Most weeks I've been including a two hour run (usually ~17 miles).  My week at elevation probably helped too.  Santa Fe is 7,000 feet - I did one ride there where I climbed up to over 10,000 feet.  I've been running quite a few races - but I always treat them as tempo runs or escalation workouts.  I never put myself into the red.  I figure that long endurance racing is mostly about keeping yourself out of the red - so, there's no reason to do it in training. In May I swam 38 miles, biked 629 miles, and ran 165 miles.
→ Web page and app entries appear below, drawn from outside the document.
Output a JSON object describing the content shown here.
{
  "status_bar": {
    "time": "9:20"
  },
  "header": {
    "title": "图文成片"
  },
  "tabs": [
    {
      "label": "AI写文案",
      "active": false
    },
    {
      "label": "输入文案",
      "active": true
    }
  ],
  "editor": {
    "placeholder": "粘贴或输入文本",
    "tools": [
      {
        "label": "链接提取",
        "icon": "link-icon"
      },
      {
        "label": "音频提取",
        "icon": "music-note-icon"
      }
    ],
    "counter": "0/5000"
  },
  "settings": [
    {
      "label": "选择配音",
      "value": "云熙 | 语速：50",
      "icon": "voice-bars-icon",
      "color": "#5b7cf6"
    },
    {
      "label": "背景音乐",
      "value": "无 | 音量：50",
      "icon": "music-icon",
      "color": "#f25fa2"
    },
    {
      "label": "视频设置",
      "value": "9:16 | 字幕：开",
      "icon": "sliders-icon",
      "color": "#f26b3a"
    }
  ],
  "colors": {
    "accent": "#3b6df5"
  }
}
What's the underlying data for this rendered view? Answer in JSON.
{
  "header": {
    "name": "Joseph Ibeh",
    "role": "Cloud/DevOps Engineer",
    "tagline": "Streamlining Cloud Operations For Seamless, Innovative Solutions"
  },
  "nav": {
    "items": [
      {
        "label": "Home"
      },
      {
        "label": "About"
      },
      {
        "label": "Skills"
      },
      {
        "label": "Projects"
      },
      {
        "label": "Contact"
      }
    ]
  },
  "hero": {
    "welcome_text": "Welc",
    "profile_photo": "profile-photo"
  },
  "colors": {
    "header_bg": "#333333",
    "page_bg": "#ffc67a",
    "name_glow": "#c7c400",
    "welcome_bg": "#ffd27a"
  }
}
Of course there's a lot of training to go before the real war on the second Sunday in September.  The next two weeks I'm going to actually increase my volume, but decrease intensity.  In two weeks I'll experience my first century ride and in five weeks I'll be at the Great Lakes Relays (26 miles of sub-6 minute running in three days), 

Monday: 1 hour swim 3 hour bike
Tuesday: 30 min swim 45 min run
Wednesday: 1 hour swim 3 hour bike 30 min run
Thursday: 1 hour run
Friday: 1 hour swim
Saturday: 30 min swim 3 hour bike 45 min run
Sunday: 1 hour swim 2 hour run (sub 1:20 half-marathon)
Total: 19 hours - 9 hours bike 5 hours swim 5 hours run

Monday: 1 hour swim
Tuesday: 1 hour swim 30 min run
Wednesday: 40 min swim 1 hour bike 45 min run
Thursday: 1 hour swim 2 hour run
Friday: 1 hour swim 2 hour 45 min bike
Saturday: 30 min swim 45 min run
Sunday: 1 hour swim 3.5 hour bike 30 min run
Total: 18 hours - 7.5 hours bike 6 hours swim 4.5 hours run

Monday: 1 hour run Bolder Boulder ~35 minutes (5:40 pace)
Tuesday: 1 hour swim 1 hour 45 min bike
Wednesday: 1 hour swim 1.5 hour run
Thursday: 3 hour bike 20 min run
Friday: 50 min swim 30 min run
Saturday: 3 hour bike
Sunday: 1 hour 10 min run 1 hour 40 min swim
Total: 16.5 hours - 7.5 hours bike 4.5 hours swim 4.5 hours run

Monday: 1 hour swim 3 hour bike 30 min run
Tuesday: 1 hour swim
Wednesday: 30 min swim 2 hour bike 45 min run
Thursday: 50 min swim 45 min run
Friday: 1 hour swim
Saturday: 20 min swim 30 min run
Sunday: 40 min swim 2.5 hour bike 1 hour 20 min run
Total: 17 hours - 7.5 hours bike 5.5 hours swim 4 hours run

Next two weeks:
Monday: 1 hour swim
Tuesday: 1 hour bike 30 min run
Wednesday: 1 hour swim 3 hour bike 45 min run
Thursday: 1 hour run
Friday: 1 hour swim 2 hour bike 45 min run
Saturday: 2 hour swim 4 hour bike
Sunday: 2 hour run
Total: 20 hours - 10 hours bike 5 hours swim 5 hours run

Monday: 1 hour swim 3 hour bike 30 min run
Tuesday: 1 hour swim 1 hour run
Wednesday: 1 hour swim 4 hour bike 1 hour run
Thursday: 1 hour run
Friday: 1 hour swim
Saturday: 5 hour bike 30 min run
Sunday: 2 hour run
Total: 22 hours - 12 hours bike 4 hours swim 6 hours run

No comments: